Massachusetts, Maine, California and Nevada made waves Tuesday night after passing state referendums that legalized the recreational use of of marijuana. Fully legalizing marijuana has been hotly contested throughout the United States for decades, and now the future looks bright for those in favor of the drug’s unconditional legalization.
I, for one, am a huge advocate for both the decriminalization and legalization of marijuana. Let’s face it: marijuana is everywhere these days. From the streets to the backpacks of high school students to college campuses around the country, the influence of marijuana on our society is undeniable.
Even when looking at the Chronicle, one can observe that the Public Safety Briefs section usually contains at least one marijuana-related incident.
So many people in society are wrongly reported, fined and even jailed for the possession of marijuana.
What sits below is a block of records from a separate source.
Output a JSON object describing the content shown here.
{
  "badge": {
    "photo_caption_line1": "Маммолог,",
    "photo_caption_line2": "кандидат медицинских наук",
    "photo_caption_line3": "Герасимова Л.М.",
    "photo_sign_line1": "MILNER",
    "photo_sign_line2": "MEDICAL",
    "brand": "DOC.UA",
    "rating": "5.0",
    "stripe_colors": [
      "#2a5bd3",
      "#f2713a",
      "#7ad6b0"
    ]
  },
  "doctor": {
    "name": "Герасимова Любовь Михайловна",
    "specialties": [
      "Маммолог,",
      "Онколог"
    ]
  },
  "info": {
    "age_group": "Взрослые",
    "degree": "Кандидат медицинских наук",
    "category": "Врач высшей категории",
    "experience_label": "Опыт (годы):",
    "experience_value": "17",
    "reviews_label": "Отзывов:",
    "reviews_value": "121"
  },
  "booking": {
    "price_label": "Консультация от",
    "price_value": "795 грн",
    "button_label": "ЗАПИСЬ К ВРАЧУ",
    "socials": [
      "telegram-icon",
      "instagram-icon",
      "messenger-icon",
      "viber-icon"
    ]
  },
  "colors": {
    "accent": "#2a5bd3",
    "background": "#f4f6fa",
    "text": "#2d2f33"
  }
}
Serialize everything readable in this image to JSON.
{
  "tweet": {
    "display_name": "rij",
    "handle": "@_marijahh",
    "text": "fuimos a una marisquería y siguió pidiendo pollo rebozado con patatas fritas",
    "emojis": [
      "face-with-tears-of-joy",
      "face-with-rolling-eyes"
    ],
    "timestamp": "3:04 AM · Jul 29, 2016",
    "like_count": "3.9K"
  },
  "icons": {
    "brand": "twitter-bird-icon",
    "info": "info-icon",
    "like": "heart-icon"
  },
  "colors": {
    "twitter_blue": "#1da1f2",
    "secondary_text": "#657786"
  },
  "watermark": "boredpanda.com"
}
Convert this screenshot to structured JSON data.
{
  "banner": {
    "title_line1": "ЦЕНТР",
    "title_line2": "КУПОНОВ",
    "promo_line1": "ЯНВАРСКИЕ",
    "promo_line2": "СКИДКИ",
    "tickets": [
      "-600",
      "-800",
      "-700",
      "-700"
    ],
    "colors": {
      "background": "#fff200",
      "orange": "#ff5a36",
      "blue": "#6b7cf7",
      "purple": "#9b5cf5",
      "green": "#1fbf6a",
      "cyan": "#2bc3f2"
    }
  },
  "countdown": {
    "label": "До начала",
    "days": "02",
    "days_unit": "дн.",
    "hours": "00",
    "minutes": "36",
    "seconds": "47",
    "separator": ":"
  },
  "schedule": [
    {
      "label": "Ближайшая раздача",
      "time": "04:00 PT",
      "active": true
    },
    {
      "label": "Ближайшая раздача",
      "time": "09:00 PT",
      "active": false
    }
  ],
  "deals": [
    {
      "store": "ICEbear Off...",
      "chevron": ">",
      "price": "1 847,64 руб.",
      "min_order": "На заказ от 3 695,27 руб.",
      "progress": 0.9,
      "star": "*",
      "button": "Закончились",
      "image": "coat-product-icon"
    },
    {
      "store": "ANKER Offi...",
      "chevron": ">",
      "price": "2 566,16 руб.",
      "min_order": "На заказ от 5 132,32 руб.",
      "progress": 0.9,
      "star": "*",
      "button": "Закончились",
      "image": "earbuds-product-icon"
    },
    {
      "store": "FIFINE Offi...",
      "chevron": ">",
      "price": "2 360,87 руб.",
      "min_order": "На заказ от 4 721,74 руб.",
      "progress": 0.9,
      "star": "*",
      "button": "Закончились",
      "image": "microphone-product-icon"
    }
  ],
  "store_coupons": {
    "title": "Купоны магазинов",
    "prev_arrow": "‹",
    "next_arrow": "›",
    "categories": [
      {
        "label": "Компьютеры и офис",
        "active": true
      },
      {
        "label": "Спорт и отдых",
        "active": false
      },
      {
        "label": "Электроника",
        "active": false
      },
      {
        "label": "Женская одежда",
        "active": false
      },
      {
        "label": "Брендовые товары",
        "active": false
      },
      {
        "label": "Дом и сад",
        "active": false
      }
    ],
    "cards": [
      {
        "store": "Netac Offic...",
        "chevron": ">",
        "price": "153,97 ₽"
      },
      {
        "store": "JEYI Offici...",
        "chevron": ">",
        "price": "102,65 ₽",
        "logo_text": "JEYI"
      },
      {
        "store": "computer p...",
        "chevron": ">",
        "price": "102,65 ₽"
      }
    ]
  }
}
According to the Huffington Post, there were over 700,000 marijuana-related arrests made in 2014. This equated to one arrest every 51 seconds. This crackdown just demonizes those who enjoy marijuana. In fact, it only serves to make a quick buck off of innocent citizens.
According to the American Civil Liberties Union, authorities spend upwards of $3.6 billion to enforce marijuana laws every year. However, the marijuana industry is quickly expanding and becoming quite a viable business.
Instead of fines and jail time, legalization would result in more revenue being pumped into the economy through taxes, all while preventing citizens from being thrown in jail.
Legalization also allows for potentially dangerous drug dealers to be taken off the streets as they are replaced with real, regulated businesses. Dealers often lace their marijuana with other substances without the customer knowing.
Another point to remember is that customers obviously can’t go to the police when a dealer rips them off. Thus, a customer may take matters into their own hands. This in turn, can lead to a cycle of street violence, which can lead to fatalities for either party.
The biggest reason, however, for the marijuana business’ ever-expanding growth is medical use. The National Center for Biotechnical Information has reported that THC, the primary psychoactive chemical in marijuana, has been shown to treat a wide array of illnesses – including, but not limited to, HIV/AIDS, PTSD, cancer, glaucoma, hepatitis C and anxiety. Marijuana provides a safe and natural alternative treatment method for patients, interrupting the slew of constantly manufactured pills pumped out and sold by pharmaceutical companies.
While it’s good to highlight the pros of marijuana, this isn’t to say that there are not downsides to the drug. While marijuana doesn’t have any physically addictive properties, psychological addiction remains an issue for users who may lack willpower and self-control.
Along the same lines, marijuana has also been identified as a “gateway drug.” This label implies that marijuana use often leads to trying other, harder drugs such as acid, cocaine, etc.
Moreover, legalization may lead to an increase in impaired driving. Like drunk drivers, high drivers experience a sense of reduced reaction time and impaired judgment.
A recent study by the National Highway Traffic Safety Administration showed that marijuana actually doesn’t increase the crash risk in drivers.
Regardless, it’s still important to acknowledge the presence of any drivers that are behind the wheel while under the influence of a controlled substance.
It’s wonderful that America is moving towards a more progressive view on marijuana and taking steps towards wider spread legalization.
After all, two of the most common vices in our society today are cigarettes and alcohol – both of which have proven to be detrimental to one’s health, yet are still legal. I say it’s about time that America moved towards ending the stigma that surrounds marijuana and embraced the safer, natural alternative it offers.
The views and opinions expressed in the Op-Ed section are those of the authors of the articles. They are not an endorsement of the views of The Chronicle or its staff. The Chronicle does not discriminate based on the opinions of the authors.